In 2008, great changes occurred in the United States and globally, including the election of Barack Obama and the Great Recession. Most of the media attention regarding the great recession did not begin in earnest until the fall of 2008. There were several events that led to the financial crisis. The Federal Reserve continued lowering interest rates throughout 2008 to spur growth in the declining housing market, and Bear Sterns, a brokerage firm, collapsed in March of 2008. The feds took over Fannie Mae and Freddie Mac in September of 2008, and the next week Lehman Brothers filed for bankruptcy. The impact of the crisis was felt in higher education. Endowment values decreased substantially, students’ ability to afford college was hampered as home values dropped, and many colleges tightened budgets by asking faculty and staff to reduce salaries, lay off personnel, or cut academic programs.
Did the Great Recession impact students’ long-term post-college goals? It is important to note that by the time Lehman Brothers filed for bankruptcy the Freshman Survey administration was closed. Therefore, incoming students responses were not influenced by the main thrust of the financial crisis that preceded the Lehman Brother’s collapse. However, it is possible that students may have been influenced by the media coverage while the survey was open during March 2008 to late September 2008.
The TFS has been asking students about long-term goals since 1971. We have found that the student responses have varied across the years. What is relevant is how students have internalized or perceived the economic crisis in their long-term goals.
The top three goals in 2007 and 2008 were the same: “raising a family”, “being well of financially”, and “helping others who are in difficulty” (See Figure 1). There was a 3.7 percentage point increase in students reporting it was essential to be well off financially. On the other hand, there was a 0.6 percentage point decrease in students saying that raising a family was an “essential” goal for them. More than one-quarter of incoming students indicated that helping others in need was an “essential” goal. In sum, the overall trend of college goals was not affected, but we do see a slight bump in the proportion of students placing greater importance on being well off financially.
Obama and Pluralistic Orientation
The election of Barack Obama was one of great hope and optimism. Many hailed the election of the first African-American president as evidence of a turning point in race relations in the United States. As part of the 2008 TFS, students were asked if they agreed with the following statement: Racial discrimination is no longer a major problem in America. Overall, only 20.1% of students agreed or strongly agreed that racial discrimination was no longer a problem. However, when examining differences in views by race, 22.1% of white students agreed or strongly agreed while 13.3% of black students agreed or strongly agreed. Thus, shortly before Barack Obama’s election as president, black students still were much more likely to feel that racial discrimination was a problem in America compared to their white peers. It is important to note that the TFS was administered and closed before the election took place.
Also in 2008, The Pluralistic Orientation scale was introduced on the TFS. The scale was designed to measure skills and dispositions appropriate for living and working in a diverse society. Of the incoming students, 25.8% had a high pluralistic orientation score while 45.5% had an average score.
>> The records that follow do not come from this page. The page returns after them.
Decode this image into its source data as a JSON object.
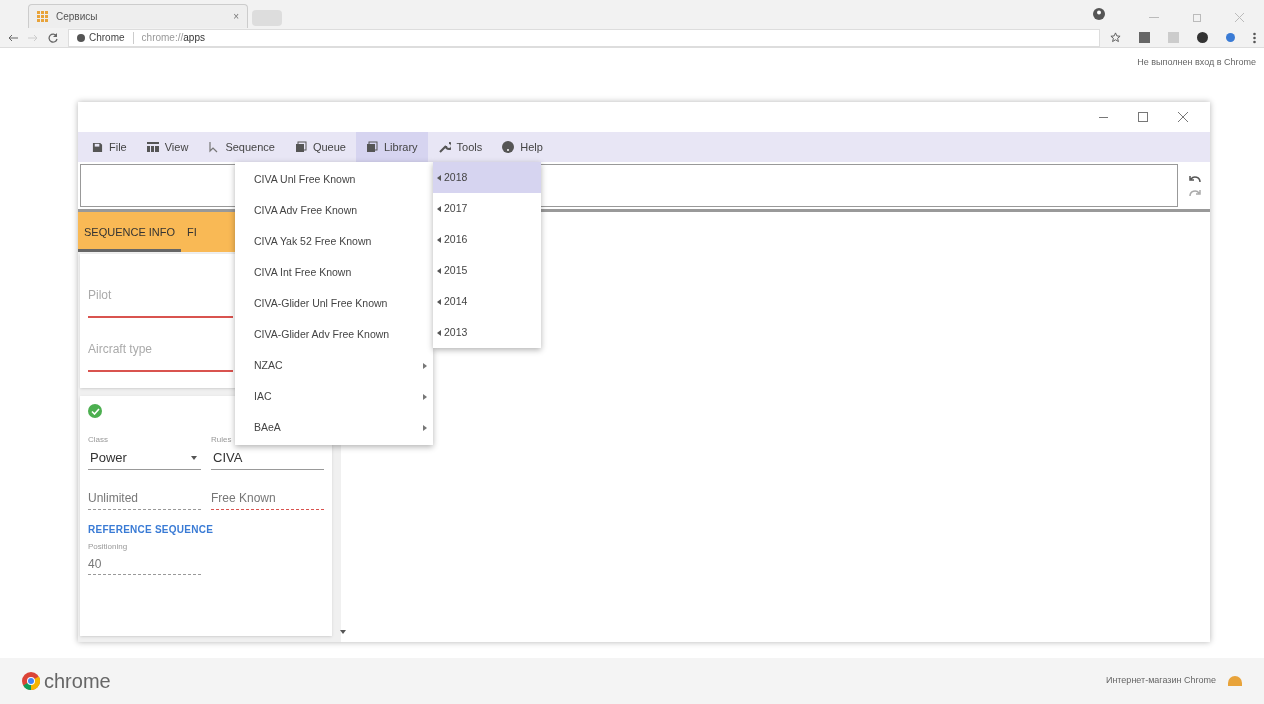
{
  "browser": {
    "tab_title": "Сервисы",
    "tab_close": "×",
    "site_chip": "Chrome",
    "url_prefix": "chrome://",
    "url_path": "apps",
    "signin_notice": "Не выполнен вход в Chrome"
  },
  "menubar": [
    {
      "label": "File",
      "open": false
    },
    {
      "label": "View",
      "open": false
    },
    {
      "label": "Sequence",
      "open": false
    },
    {
      "label": "Queue",
      "open": false
    },
    {
      "label": "Library",
      "open": true
    },
    {
      "label": "Tools",
      "open": false
    },
    {
      "label": "Help",
      "open": false
    }
  ],
  "panel_tabs": [
    {
      "label": "SEQUENCE INFO",
      "selected": true
    },
    {
      "label": "FI",
      "selected": false
    }
  ],
  "info_fields": [
    {
      "placeholder": "Pilot"
    },
    {
      "placeholder": "Aircraft type"
    }
  ],
  "class_field": {
    "label": "Class",
    "value": "Power"
  },
  "rules_field": {
    "label": "Rules",
    "value": "CIVA"
  },
  "category_field": {
    "value": "Unlimited"
  },
  "program_field": {
    "value": "Free Known"
  },
  "reference_heading": "REFERENCE SEQUENCE",
  "positioning_field": {
    "label": "Positioning",
    "value": "40"
  },
  "library_menu": [
    {
      "label": "2018",
      "selected": true
    },
    {
      "label": "2017",
      "selected": false
    },
    {
      "label": "2016",
      "selected": false
    },
    {
      "label": "2015",
      "selected": false
    },
    {
      "label": "2014",
      "selected": false
    },
    {
      "label": "2013",
      "selected": false
    }
  ],
  "submenu": [
    {
      "label": "CIVA Unl Free Known",
      "has_submenu": false
    },
    {
      "label": "CIVA Adv Free Known",
      "has_submenu": false
    },
    {
      "label": "CIVA Yak 52 Free Known",
      "has_submenu": false
    },
    {
      "label": "CIVA Int Free Known",
      "has_submenu": false
    },
    {
      "label": "CIVA-Glider Unl Free Known",
      "has_submenu": false
    },
    {
      "label": "CIVA-Glider Adv Free Known",
      "has_submenu": false
    },
    {
      "label": "NZAC",
      "has_submenu": true
    },
    {
      "label": "IAC",
      "has_submenu": true
    },
    {
      "label": "BAeA",
      "has_submenu": true
    }
  ],
  "footer": {
    "logo_text": "chrome",
    "store_link": "Интернет-магазин Chrome"
  }
}
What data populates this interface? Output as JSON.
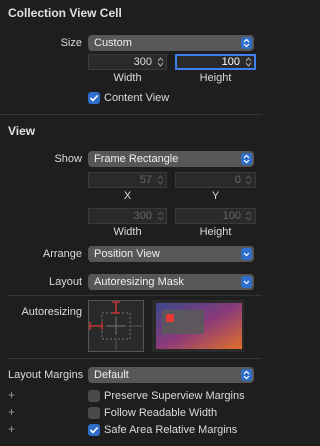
{
  "cell_section": {
    "title": "Collection View Cell",
    "size_label": "Size",
    "size_value": "Custom",
    "width_value": "300",
    "height_value": "100",
    "width_label": "Width",
    "height_label": "Height",
    "content_view_label": "Content View"
  },
  "view_section": {
    "title": "View",
    "show_label": "Show",
    "show_value": "Frame Rectangle",
    "x_value": "57",
    "y_value": "0",
    "x_label": "X",
    "y_label": "Y",
    "w_value": "300",
    "h_value": "100",
    "w_label": "Width",
    "h_label": "Height",
    "arrange_label": "Arrange",
    "arrange_value": "Position View",
    "layout_label": "Layout",
    "layout_value": "Autoresizing Mask",
    "autoresizing_label": "Autoresizing",
    "layout_margins_label": "Layout Margins",
    "layout_margins_value": "Default",
    "preserve_label": "Preserve Superview Margins",
    "follow_label": "Follow Readable Width",
    "safe_label": "Safe Area Relative Margins",
    "plus": "+"
  },
  "colors": {
    "accent": "#2f6ecb",
    "autoresize_red": "#e53935",
    "background": "#1e1e1e"
  }
}
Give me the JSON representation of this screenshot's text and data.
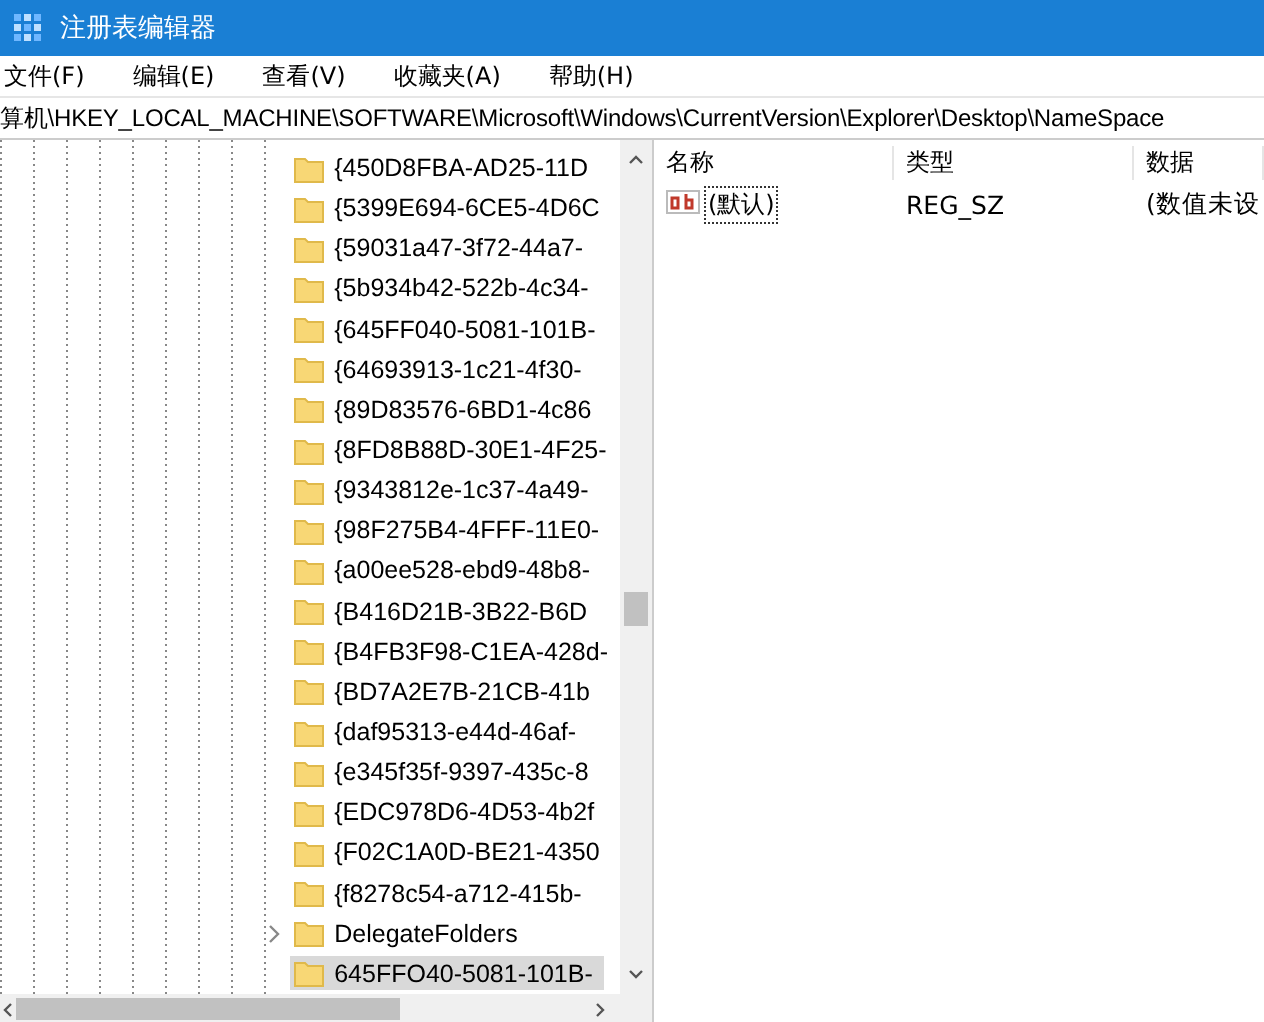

Despite these pluralistic orientation scores, there are still pending issues on campuses around inclusion and equity. Campus movements such as IAMHARVARD, Being Black at Michigan and Black Bruins are speaking up and calling out administrations for their lack of efforts in fostering inclusive campuses. These student activist efforts have demanded change. Most recently, students at the University of Missouri accomplished removing the president and chancellor of the university for their inability to address racial issues on campus.
Did you know?
85.9% of incoming students discussed politics in the last year either “frequently or occasionally”.
11.8% of incoming students worked on a local, state or national political campaign in the last year either “frequently or occasionally”.
25.7% of incoming students participated in political demonstrations “frequently or occasionally” in the past year.
TFS 2008 Student Goal Item and Options
Indicate the importance to you personally of:
1 = Not important
2 = Somewhat important
3 = Very important
4 = Essential
Becoming accomplished in one of the performing arts (acting, dancing, etc.)
Becoming an authority in my field
Obtaining recognition from my colleagues for contributions to my special field
Influencing the political structure
Influencing social values
Raising a family
Having administrative responsibility for the work of others
Being very well off financially
Helping others who are in difficulty
Making a theoretical contribution to science
Writing original works (poems, novels, short stories, etc.)
Creating artistic work (painting, sculpture, decorating, etc.)
Becoming successful in a business of my own
Becoming involved in programs to clean up the environment
Developing a meaningful philosophy of life
Participating in a community action program
Helping to promote racial understanding
Keeping up to date with political affairs
Becoming a community leader
Improving my understanding of other countries and cultures